AURORA, Colo. — Three Colorado cops from Aurora Police Department linked to controversial photos snapped at the site of a memorial for Elijah McClain were fired Friday, according to reports.
Federal authorities said Tuesday that an ongoing review into the death of McClain who died after being put into a carotid restraint by police began last year to see if a civil-rights investigation is warranted.
The firings came after a fourth officer linked to the photos resigned from the police agency earlier in the week, FOX 31 of Denver reported.
In at least one of the photos, the smiling officers appear to make light of the circumstances at the memorial site, reported FOX.
Kyle Dittrich, Erica Morrera and Jason Rosenblatt were terminated from the police department on Friday. Officer Jaron Jones resigned earlier.
One photo shows Jones with one of his arms around Dittrich’s neck as Morrera looks on. Rosenblatt was identified as an officer who responded “HaHa” after the photo was shared in a group chat online.
Previously, Rosenblatt was one of three officers reassigned to “non-enforcement” duties in connection with McClain’s death last August. The two other officers were identified as Nathan Woodyard and Randy Roedema, according to FOX.
Woodyard is the officer who applied the carotid restraint maneuver on McClain, The Associated Press reported.
One reason for the reassignments was that the three officers were facing death threats over their ties to the McClain case, a police spokesman told FOX 31.
Aurora’s mayor condemned the fired officers behavior.
“The officers’ actions in these photos are appalling and inexcusable and will not be tolerated by the Interim Chief or by me,” Aurora Mayor Mike Coffman said, according to FOX 31.
Interim police Chief Vanessa Wilson said she spoke with all four officers immediately after learning about the photos in late June.
“We are ashamed, we are sickened, and we are angry,” Wilson said, according to AP. The officers may not have committed a crime, but the photographs were “a crime against humanity and decency,” she added.

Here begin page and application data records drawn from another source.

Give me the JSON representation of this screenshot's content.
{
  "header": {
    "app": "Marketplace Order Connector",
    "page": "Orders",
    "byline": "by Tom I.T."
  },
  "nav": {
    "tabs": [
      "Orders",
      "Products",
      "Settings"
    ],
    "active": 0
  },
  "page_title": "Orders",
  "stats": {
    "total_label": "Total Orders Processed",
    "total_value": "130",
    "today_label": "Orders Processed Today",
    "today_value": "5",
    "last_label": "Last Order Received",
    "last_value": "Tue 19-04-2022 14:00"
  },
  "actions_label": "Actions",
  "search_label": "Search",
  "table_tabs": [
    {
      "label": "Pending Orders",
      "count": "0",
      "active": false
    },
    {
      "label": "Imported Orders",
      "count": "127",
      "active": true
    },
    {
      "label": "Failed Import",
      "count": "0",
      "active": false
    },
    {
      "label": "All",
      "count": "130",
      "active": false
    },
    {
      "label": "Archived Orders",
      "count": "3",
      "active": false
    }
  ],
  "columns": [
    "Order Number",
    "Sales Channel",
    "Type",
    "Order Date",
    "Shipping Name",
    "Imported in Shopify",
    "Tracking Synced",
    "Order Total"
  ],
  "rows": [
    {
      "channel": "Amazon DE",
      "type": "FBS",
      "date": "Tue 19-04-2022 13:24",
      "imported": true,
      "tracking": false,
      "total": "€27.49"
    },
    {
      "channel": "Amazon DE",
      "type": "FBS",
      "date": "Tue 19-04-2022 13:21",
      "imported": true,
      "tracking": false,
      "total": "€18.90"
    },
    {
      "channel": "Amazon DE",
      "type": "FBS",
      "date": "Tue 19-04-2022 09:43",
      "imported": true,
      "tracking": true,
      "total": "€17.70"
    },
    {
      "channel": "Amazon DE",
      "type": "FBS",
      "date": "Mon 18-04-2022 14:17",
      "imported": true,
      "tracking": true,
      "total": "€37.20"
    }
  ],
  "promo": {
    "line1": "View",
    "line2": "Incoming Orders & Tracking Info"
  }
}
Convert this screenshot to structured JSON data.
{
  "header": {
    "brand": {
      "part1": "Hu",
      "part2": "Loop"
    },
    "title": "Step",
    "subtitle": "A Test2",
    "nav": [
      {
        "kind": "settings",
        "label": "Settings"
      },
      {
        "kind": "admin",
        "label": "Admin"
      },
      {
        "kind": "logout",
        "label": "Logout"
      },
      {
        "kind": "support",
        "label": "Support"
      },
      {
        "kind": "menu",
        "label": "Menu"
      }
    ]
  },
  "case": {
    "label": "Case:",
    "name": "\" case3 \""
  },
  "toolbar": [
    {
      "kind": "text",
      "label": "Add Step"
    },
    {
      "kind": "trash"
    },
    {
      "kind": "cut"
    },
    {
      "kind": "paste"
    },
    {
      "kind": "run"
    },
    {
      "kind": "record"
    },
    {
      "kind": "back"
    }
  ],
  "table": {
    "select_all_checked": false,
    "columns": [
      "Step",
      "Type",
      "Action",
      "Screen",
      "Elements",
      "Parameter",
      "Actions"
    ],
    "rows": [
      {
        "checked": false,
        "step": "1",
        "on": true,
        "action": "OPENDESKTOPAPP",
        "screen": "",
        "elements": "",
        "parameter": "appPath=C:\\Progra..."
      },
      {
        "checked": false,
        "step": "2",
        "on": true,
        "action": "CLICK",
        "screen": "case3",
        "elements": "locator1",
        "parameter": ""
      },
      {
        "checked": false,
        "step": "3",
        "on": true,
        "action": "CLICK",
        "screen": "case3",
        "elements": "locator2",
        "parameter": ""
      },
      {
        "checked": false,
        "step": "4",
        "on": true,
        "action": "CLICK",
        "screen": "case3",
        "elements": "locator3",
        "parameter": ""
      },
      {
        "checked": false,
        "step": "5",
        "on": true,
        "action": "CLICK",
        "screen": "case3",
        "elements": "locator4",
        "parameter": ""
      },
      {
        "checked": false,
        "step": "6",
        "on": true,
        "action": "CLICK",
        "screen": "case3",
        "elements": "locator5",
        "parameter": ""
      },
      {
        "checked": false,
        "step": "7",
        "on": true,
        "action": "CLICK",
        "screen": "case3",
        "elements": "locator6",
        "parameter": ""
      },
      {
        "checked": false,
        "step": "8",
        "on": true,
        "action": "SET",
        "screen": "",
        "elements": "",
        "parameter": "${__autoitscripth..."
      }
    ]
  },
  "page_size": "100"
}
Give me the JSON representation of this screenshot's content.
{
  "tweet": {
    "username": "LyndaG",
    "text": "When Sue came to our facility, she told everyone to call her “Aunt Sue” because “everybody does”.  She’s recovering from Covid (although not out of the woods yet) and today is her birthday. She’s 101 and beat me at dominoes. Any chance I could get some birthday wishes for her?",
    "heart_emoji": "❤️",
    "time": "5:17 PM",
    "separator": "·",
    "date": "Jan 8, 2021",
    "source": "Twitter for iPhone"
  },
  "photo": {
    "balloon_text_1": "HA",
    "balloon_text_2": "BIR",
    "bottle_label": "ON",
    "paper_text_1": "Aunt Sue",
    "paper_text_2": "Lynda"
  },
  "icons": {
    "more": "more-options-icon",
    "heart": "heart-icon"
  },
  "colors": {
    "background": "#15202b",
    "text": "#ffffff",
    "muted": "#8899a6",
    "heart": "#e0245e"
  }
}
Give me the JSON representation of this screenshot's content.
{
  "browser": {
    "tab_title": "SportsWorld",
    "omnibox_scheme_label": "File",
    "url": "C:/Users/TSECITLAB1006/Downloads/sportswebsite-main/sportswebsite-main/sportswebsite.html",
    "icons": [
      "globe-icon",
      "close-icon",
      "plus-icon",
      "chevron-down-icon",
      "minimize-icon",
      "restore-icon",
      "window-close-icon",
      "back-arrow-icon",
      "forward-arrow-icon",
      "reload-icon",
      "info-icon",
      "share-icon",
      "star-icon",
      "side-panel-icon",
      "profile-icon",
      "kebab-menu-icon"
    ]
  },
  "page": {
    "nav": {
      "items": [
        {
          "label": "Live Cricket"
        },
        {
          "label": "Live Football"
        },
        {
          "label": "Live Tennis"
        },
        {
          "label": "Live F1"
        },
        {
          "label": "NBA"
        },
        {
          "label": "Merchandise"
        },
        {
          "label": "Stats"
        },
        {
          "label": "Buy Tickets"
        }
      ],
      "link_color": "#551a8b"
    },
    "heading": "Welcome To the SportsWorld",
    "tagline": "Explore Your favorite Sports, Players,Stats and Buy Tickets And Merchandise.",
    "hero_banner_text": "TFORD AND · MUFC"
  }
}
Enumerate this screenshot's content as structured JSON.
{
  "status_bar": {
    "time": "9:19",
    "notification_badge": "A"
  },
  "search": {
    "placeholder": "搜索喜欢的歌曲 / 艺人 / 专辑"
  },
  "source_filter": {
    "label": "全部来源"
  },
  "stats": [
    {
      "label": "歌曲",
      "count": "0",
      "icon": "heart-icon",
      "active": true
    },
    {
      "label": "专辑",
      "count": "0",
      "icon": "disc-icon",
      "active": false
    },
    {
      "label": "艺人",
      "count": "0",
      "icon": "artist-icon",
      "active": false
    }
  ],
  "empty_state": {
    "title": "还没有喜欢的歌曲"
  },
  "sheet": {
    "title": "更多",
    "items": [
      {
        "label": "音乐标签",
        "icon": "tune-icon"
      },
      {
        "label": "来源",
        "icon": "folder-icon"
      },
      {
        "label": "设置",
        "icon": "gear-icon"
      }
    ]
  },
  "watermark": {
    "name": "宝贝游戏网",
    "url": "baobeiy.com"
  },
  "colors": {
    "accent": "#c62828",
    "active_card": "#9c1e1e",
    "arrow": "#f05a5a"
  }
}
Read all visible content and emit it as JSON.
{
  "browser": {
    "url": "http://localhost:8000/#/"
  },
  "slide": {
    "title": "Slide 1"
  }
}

The officers’ cellphones were collected as part of an investigation, Wilson told FOX 31.
On Tuesday, a review board decided all four officers should be fired but the officers were given 72 hours to produce any new information they wanted the board to consider. Jones resigned soon afterward and the other officers were terminated Friday, FOX 31 reported.
The Aurora Police Association – the union that represents the officers – opposed the firing of Rosenblatt, arguing he was not involved in taking or distributing the photos, and hadn’t even seen them until months later.
“Though this Officer had no part in the taking or distribution of the photos, and was sent the photos months after they were first taken, he was terminated from his job as an Aurora Police Officer effective immediately,” the union wrote in a Facebook post.
Police put McClain in a carotid restraint (media sources continue to call it a chokehold) during a confrontation Aug. 24. McClain suffered a cardiac arrest on the way to the hospital and was later declared brain dead. He was taken off life support less than a week later.